“With all of the momentum and excitement building around Treasure Island and Yerba Buena Island, we decided to accelerate the timetable for building a ferry terminal,” Chris Meany, co-manager of the development project, said in a prepared statement.  

But the delays in developing a specific proposal for ferry service raise questions that are anything but academic—for private operators, public agencies, labor unions and, at least nominally, taxpayers, all of whom have a stake in the outcome.  

A critical—and highly sensitive—issue is whether and how to implement the much-discussed toll on vehicles coming to the island. Tolls are among a quartet of revenue streams envisioned by planners, with the others being new parking meters on the island (there currently are none), transit fares paid by bus and ferry passengers, and a $30 million operating subsidy from developers (who are shelling out another $30 million for the ferry dock).  

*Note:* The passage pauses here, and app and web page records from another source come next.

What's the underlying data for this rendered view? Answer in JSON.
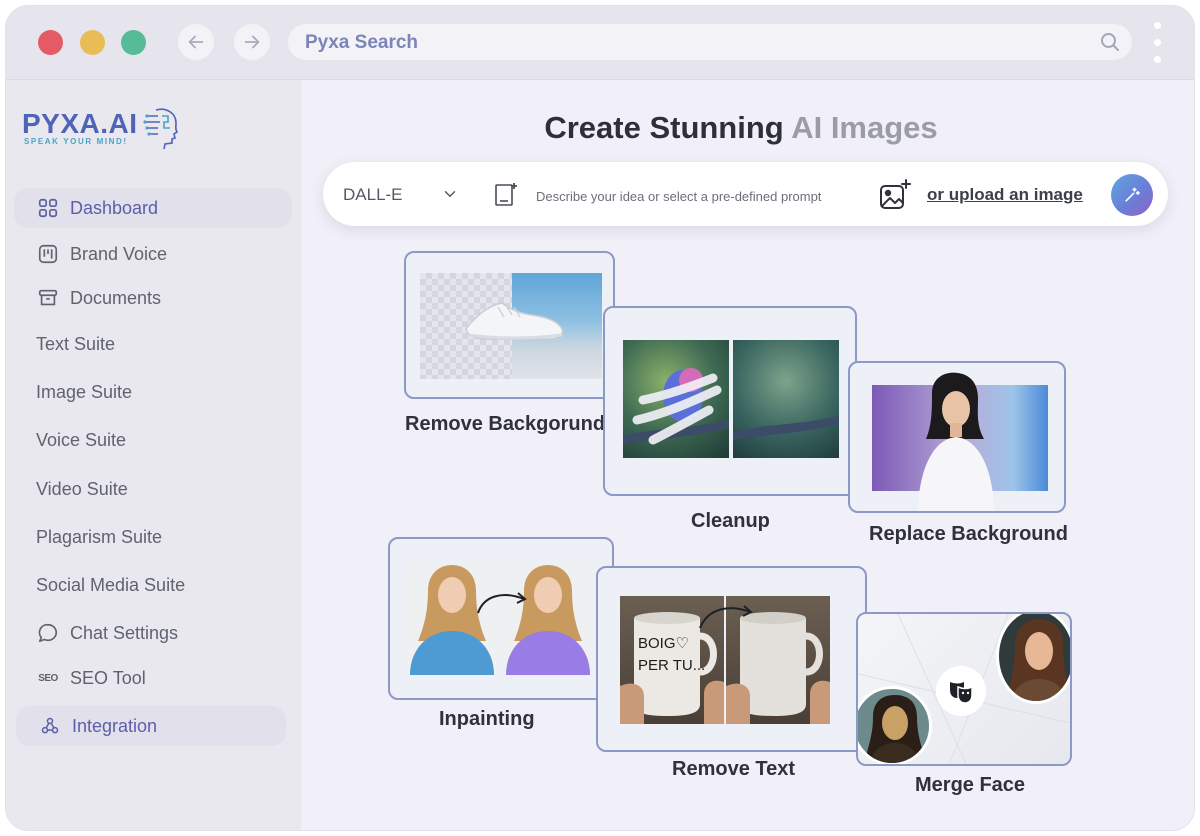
{
  "browser": {
    "url_title": "Pyxa Search"
  },
  "brand": {
    "name": "PYXA.AI",
    "tagline": "SPEAK YOUR MIND!"
  },
  "sidebar": {
    "items": [
      {
        "label": "Dashboard",
        "icon": "grid-icon",
        "active": true
      },
      {
        "label": "Brand Voice",
        "icon": "kanban-icon"
      },
      {
        "label": "Documents",
        "icon": "archive-icon"
      },
      {
        "label": "Text Suite"
      },
      {
        "label": "Image Suite"
      },
      {
        "label": "Voice Suite"
      },
      {
        "label": "Video Suite"
      },
      {
        "label": "Plagarism Suite"
      },
      {
        "label": "Social Media Suite"
      },
      {
        "label": "Chat Settings",
        "icon": "chat-bubble-icon"
      },
      {
        "label": "SEO Tool",
        "icon": "seo-icon",
        "icon_text": "SEO"
      },
      {
        "label": "Integration",
        "icon": "webhook-icon",
        "active": true
      }
    ]
  },
  "main": {
    "headline_main": "Create Stunning",
    "headline_accent": "AI Images",
    "prompt": {
      "model": "DALL-E",
      "placeholder": "Describe your idea or select a pre-defined prompt",
      "upload_label": "or upload an image"
    },
    "tools": [
      {
        "label": "Remove Backgorund"
      },
      {
        "label": "Cleanup"
      },
      {
        "label": "Replace Background"
      },
      {
        "label": "Inpainting"
      },
      {
        "label": "Remove Text",
        "mug_text": "BOIG♡ PER TU..."
      },
      {
        "label": "Merge Face"
      }
    ]
  },
  "colors": {
    "accent": "#5b5fa8",
    "card_border": "#8c98c6",
    "url_text": "#7a86b8"
  }
}
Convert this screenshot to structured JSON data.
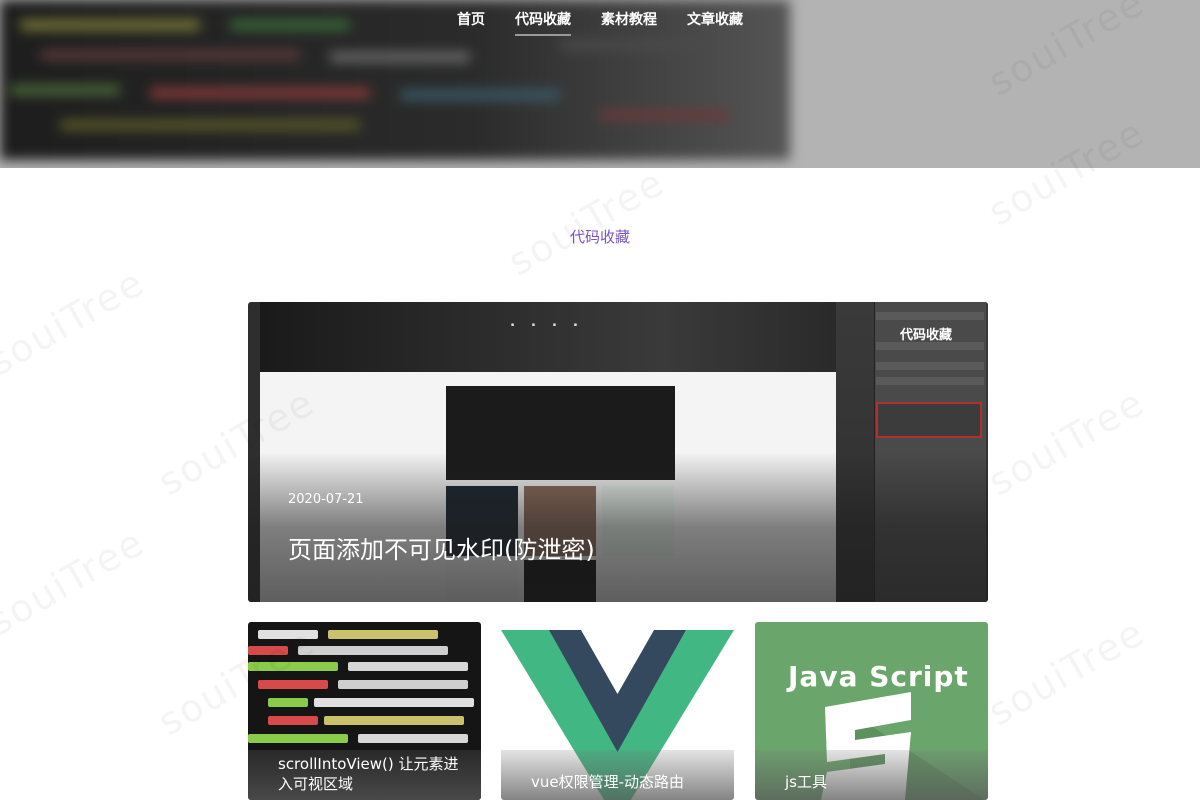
{
  "nav": {
    "items": [
      {
        "label": "首页",
        "active": false
      },
      {
        "label": "代码收藏",
        "active": true
      },
      {
        "label": "素材教程",
        "active": false
      },
      {
        "label": "文章收藏",
        "active": false
      }
    ]
  },
  "section": {
    "title": "代码收藏"
  },
  "featured": {
    "badge": "代码收藏",
    "date": "2020-07-21",
    "title": "页面添加不可见水印(防泄密)"
  },
  "cards": [
    {
      "caption": "scrollIntoView() 让元素进入可视区域"
    },
    {
      "caption": "vue权限管理-动态路由"
    },
    {
      "caption": "js工具",
      "image_text": "Java Script"
    }
  ],
  "watermark": {
    "text": "souiTree"
  },
  "colors": {
    "accent": "#7b55c7",
    "vue_green": "#41b883",
    "vue_dark": "#35495e",
    "js_green": "#6aa66b"
  }
}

But the tolls so far have gotten a chilly reception from San Francisco’s Board of Supervisors, which must approve them. Some critics label the tolls a regressive form of taxation that would unfairly burden lower-paid employees commuting to the island, as well as lower-income island residents.  

In an attempt to alleviate those concerns, transportation planners have toyed with the possibility of exemptions or reduced tolls for certain classes of commuters. “Tolling is a critical source of funding for ferry service,” the transportation planning agency’s Young told us. “We continue our community outreach and technical work efforts, including an affordability program.” 

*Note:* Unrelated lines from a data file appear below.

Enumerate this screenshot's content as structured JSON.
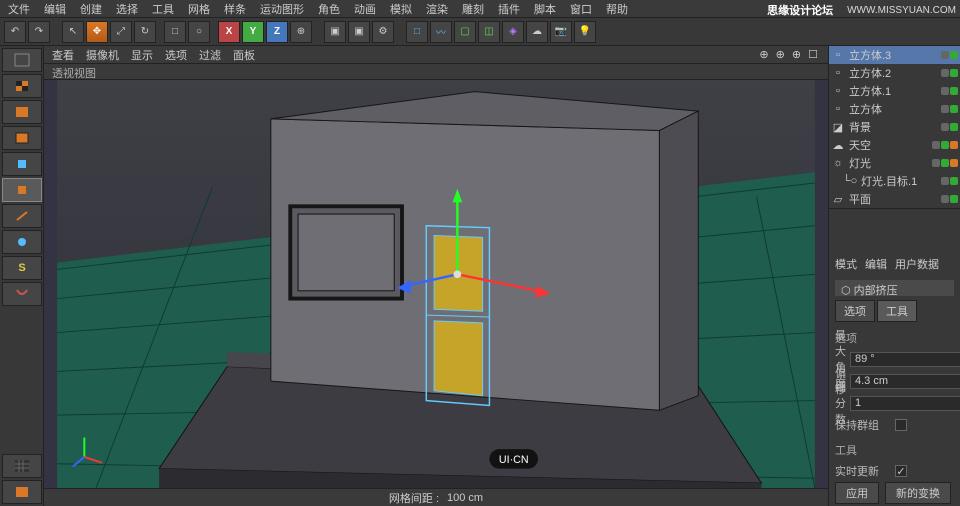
{
  "watermark": {
    "text": "思缘设计论坛",
    "url": "WWW.MISSYUAN.COM"
  },
  "menu": {
    "items": [
      "文件",
      "编辑",
      "创建",
      "选择",
      "工具",
      "网格",
      "样条",
      "运动图形",
      "角色",
      "动画",
      "模拟",
      "渲染",
      "雕刻",
      "插件",
      "脚本",
      "窗口",
      "帮助"
    ]
  },
  "toolbar_top": {
    "undo": "↶",
    "redo": "↷",
    "select": "↖",
    "move": "✥",
    "scale": "⤢",
    "rotate": "↻",
    "lastmod": "□",
    "lock": "○",
    "axis_x": "X",
    "axis_y": "Y",
    "axis_z": "Z",
    "world": "⊕",
    "render": "▣",
    "render_region": "▣",
    "render_settings": "⚙",
    "prim": "□",
    "spline": "〰",
    "nurbs": "▢",
    "gen": "◫",
    "deform": "◈",
    "env": "☁",
    "cam": "📷",
    "light": "💡"
  },
  "toolbar_left": {
    "live": "▣",
    "move": "✥",
    "scale": "⤢",
    "rotate": "↻",
    "recent": "◫",
    "poly": "▦",
    "obj": "□",
    "edge": "┗",
    "point": "●",
    "axis": "S",
    "snap": "◎",
    "work": "▦",
    "uv": "▦"
  },
  "viewport": {
    "menu": [
      "查看",
      "摄像机",
      "显示",
      "选项",
      "过滤",
      "面板"
    ],
    "title": "透视视图",
    "footer_label": "网格间距 :",
    "footer_value": "100 cm",
    "logo": "UI·CN"
  },
  "objects": {
    "items": [
      {
        "name": "立方体.3",
        "icon": "cube",
        "sel": true
      },
      {
        "name": "立方体.2",
        "icon": "cube"
      },
      {
        "name": "立方体.1",
        "icon": "cube"
      },
      {
        "name": "立方体",
        "icon": "cube"
      },
      {
        "name": "背景",
        "icon": "bg"
      },
      {
        "name": "天空",
        "icon": "sky"
      },
      {
        "name": "灯光",
        "icon": "light",
        "hasTarget": true
      },
      {
        "name": "灯光.目标.1",
        "icon": "null",
        "indent": true
      },
      {
        "name": "平面",
        "icon": "plane"
      }
    ]
  },
  "attributes": {
    "tabs": [
      "模式",
      "编辑",
      "用户数据"
    ],
    "tool_name": "内部挤压",
    "subtabs": [
      "选项",
      "工具"
    ],
    "section_options": "选项",
    "max_angle_label": "最大角度",
    "max_angle_value": "89 °",
    "offset_label": "偏移",
    "offset_value": "4.3 cm",
    "subdiv_label": "细分数",
    "subdiv_value": "1",
    "preserve_label": "保持群组",
    "section_tool": "工具",
    "realtime_label": "实时更新",
    "apply": "应用",
    "new_transform": "新的变换"
  }
}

Several possible scenarios have emerged. These now include:

•  Tolls could be approved by the board in early spring, sufficient time for WETA to build a ferry or shift ferry resources and begin service in early 2021; or,

•  Tolls could be approved too late for WETA to meet the 2021 deadline for service. In this case, or in any case, developers might turn to a private operator—such as Prop SF (reportedly a favorite of the Treasure Island Development Authority) or Tideline. But maritime unions, which represent workers at WETA and Golden Gate Ferry, might object—forcefully—if regular ferry service were provided by a non-union company. The last thing developers would want is a picket line at the entrance to their new creation. Or,

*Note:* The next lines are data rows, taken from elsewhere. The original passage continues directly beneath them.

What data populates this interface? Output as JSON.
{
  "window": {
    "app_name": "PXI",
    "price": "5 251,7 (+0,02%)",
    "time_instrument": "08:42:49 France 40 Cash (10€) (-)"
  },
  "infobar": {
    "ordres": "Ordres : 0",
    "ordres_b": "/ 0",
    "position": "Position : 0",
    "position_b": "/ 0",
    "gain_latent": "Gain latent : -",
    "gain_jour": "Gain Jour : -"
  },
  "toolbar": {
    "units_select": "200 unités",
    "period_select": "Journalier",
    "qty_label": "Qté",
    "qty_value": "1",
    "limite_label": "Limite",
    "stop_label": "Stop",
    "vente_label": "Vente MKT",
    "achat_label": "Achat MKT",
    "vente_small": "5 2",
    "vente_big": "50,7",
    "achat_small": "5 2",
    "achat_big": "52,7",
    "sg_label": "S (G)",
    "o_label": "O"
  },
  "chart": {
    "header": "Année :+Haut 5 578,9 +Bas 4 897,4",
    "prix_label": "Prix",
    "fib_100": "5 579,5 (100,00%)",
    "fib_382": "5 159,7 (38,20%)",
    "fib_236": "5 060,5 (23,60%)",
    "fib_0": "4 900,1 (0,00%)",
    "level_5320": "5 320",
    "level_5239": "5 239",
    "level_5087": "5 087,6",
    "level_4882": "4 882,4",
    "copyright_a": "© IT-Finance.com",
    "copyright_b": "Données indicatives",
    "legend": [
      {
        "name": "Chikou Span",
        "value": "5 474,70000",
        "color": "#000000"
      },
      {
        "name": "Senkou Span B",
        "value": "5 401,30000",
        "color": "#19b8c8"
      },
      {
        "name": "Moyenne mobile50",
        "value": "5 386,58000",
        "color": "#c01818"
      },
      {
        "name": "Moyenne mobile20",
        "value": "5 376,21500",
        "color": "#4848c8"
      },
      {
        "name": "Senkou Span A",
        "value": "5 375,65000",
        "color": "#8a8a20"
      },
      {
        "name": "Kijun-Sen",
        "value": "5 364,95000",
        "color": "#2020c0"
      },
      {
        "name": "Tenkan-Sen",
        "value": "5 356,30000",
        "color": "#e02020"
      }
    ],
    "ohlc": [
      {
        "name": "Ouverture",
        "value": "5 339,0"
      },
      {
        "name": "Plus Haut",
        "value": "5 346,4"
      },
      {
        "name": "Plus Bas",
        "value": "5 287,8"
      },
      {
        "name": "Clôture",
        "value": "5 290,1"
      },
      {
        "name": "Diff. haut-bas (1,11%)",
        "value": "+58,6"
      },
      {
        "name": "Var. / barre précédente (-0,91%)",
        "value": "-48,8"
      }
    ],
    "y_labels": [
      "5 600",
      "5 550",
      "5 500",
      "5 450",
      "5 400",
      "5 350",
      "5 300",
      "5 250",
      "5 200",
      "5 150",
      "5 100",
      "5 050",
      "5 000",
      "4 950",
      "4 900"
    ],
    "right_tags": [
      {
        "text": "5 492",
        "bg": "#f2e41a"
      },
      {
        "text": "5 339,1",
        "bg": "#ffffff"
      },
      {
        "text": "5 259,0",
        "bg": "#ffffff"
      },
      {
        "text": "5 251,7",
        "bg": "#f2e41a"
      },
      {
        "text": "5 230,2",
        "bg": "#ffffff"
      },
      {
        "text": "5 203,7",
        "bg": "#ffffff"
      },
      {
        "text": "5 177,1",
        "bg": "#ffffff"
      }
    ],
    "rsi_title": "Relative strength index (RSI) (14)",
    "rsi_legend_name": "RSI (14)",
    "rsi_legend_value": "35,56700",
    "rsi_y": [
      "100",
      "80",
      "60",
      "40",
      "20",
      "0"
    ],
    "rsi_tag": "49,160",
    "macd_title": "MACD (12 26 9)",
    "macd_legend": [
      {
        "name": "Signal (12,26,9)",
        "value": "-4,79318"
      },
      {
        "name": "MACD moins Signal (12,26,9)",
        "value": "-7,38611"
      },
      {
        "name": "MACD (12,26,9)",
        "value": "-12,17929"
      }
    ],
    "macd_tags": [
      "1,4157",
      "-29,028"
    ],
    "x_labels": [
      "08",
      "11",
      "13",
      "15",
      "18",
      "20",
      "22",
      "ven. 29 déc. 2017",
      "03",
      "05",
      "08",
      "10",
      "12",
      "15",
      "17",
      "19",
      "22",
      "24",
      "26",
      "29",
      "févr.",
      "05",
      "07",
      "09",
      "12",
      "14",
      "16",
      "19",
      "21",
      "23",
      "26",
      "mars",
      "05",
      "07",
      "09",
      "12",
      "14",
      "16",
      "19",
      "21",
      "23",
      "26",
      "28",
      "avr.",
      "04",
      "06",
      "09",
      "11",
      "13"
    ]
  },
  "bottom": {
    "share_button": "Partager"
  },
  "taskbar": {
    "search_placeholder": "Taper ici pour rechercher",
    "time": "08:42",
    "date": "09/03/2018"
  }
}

•  Developers might turn to a unionized private operator, such as Blue & Gold or Red and White Fleet, to provide initial service. This is a remote possibility but it’s an intriguing one, because Red and White is slated to conduct three months of demonstration runs soon on its new hydrogen fuel cell ferry, Water-Go-Round. It’s hard to imagine a more compelling marketing vehicle than having the world’s first fuel-cell ferry providing commuter service. But Water-Go-Round’s owner, an East Coast maritime investment group called SW/TCH, isn’t saying what it will do with the boat after the demonstration period is over, other than that it will operate commercially within the Bay Area. Or,

•  Tolls could be rejected outright by the supervisors. Should this happen, the Treasure Island project is sufficiently important and developers behind the project sufficiently muscular and well connected that WETA might end up eating the cost of ferry traffic itself. The public ferry agency would be hard-pressed to find money for such an undertaking, especially if long-awaited funds from Regional Measure 3 remain tied up in a court battle, but unless the Metropolitan Transportation Commission wants to allocate more of its existing budget for ferry service, WETA may have to shift resources from other runs. 

At the moment, if Treasure Island’s developers and key transportation planners know which way they’re headed, they aren’t saying so for public consumption.  

WETA Executive Director Nina Rannells said she reached out to the transportation planning agency in mid-August to request an update and still hasn’t had a reply. “I don’t know what they have in mind,” she said.


Dan Rosenheim is a veteran Bay Area journalist who recently retired after 18 years as Vice President/News for KPIX-5 TV. Prior to going into broadcast, Rosenheim worked as a reporter, city editor and managing editor at the San Francisco Chronicle. Dan and his wife, Cindy Salans Rosenheim, live in San Francisco.